======== Extracted records ========

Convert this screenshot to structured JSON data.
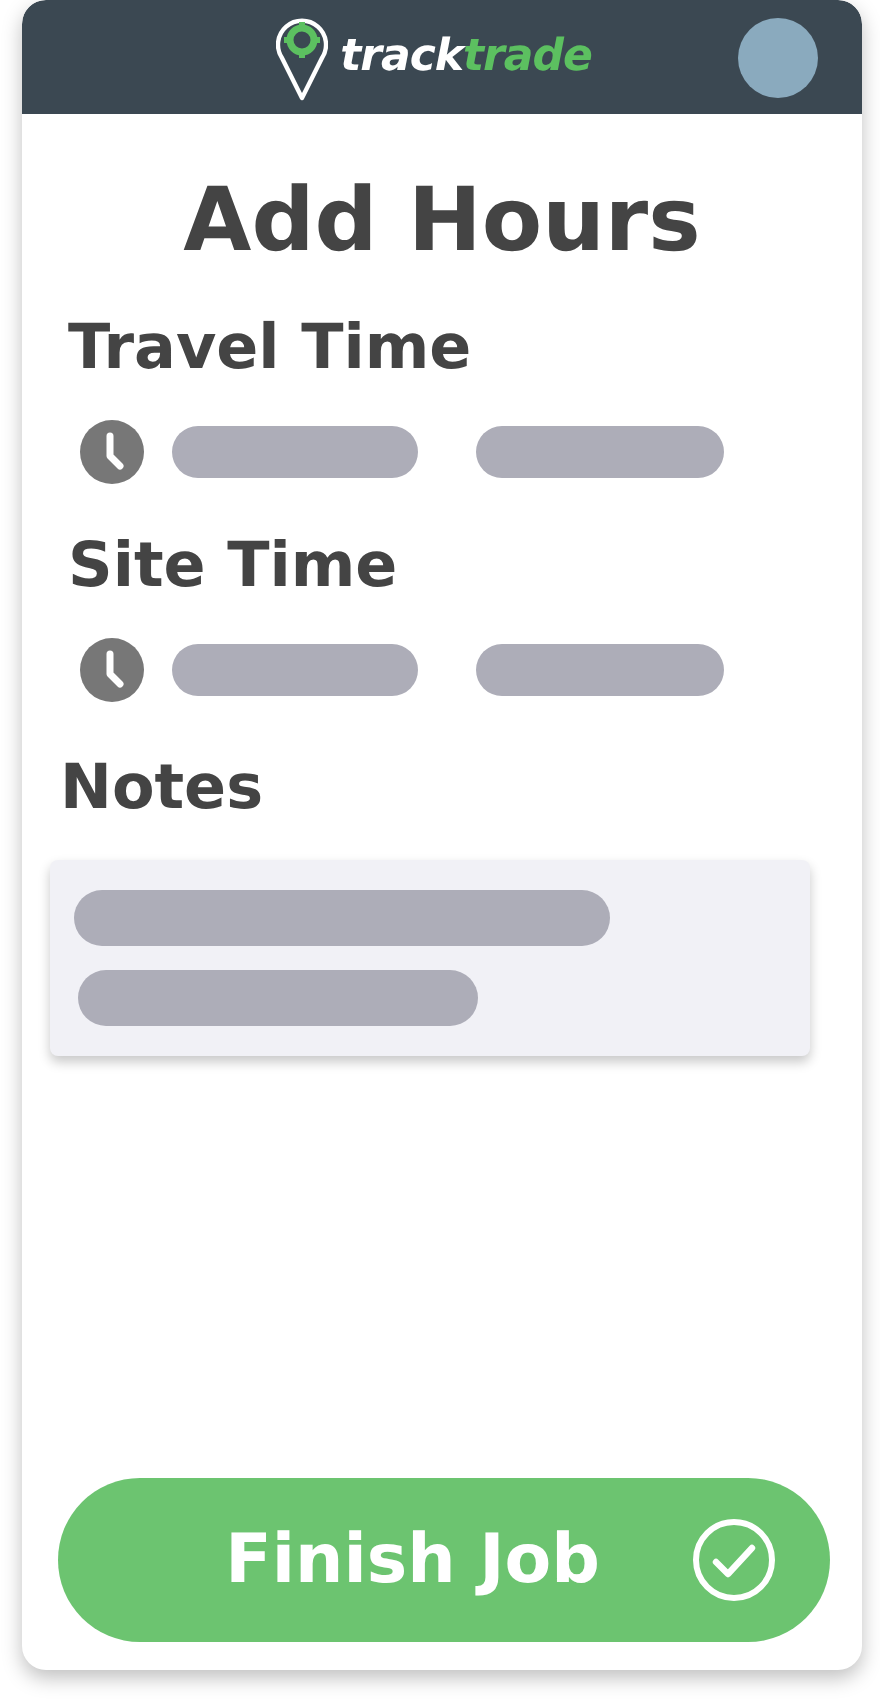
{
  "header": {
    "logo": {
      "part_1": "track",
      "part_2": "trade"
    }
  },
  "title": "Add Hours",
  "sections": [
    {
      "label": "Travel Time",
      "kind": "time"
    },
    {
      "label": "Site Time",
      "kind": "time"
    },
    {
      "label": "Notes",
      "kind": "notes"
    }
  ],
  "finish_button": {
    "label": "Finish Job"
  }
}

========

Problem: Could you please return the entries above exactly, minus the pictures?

Written answer:
Convert this screenshot to structured JSON data.
{
  "header": {
    "logo": {
      "part_1": "track",
      "part_2": "trade"
    }
  },
  "title": "Add Hours",
  "sections": [
    {
      "label": "Travel Time",
      "kind": "time"
    },
    {
      "label": "Site Time",
      "kind": "time"
    },
    {
      "label": "Notes",
      "kind": "notes"
    }
  ],
  "finish_button": {
    "label": "Finish Job"
  }
}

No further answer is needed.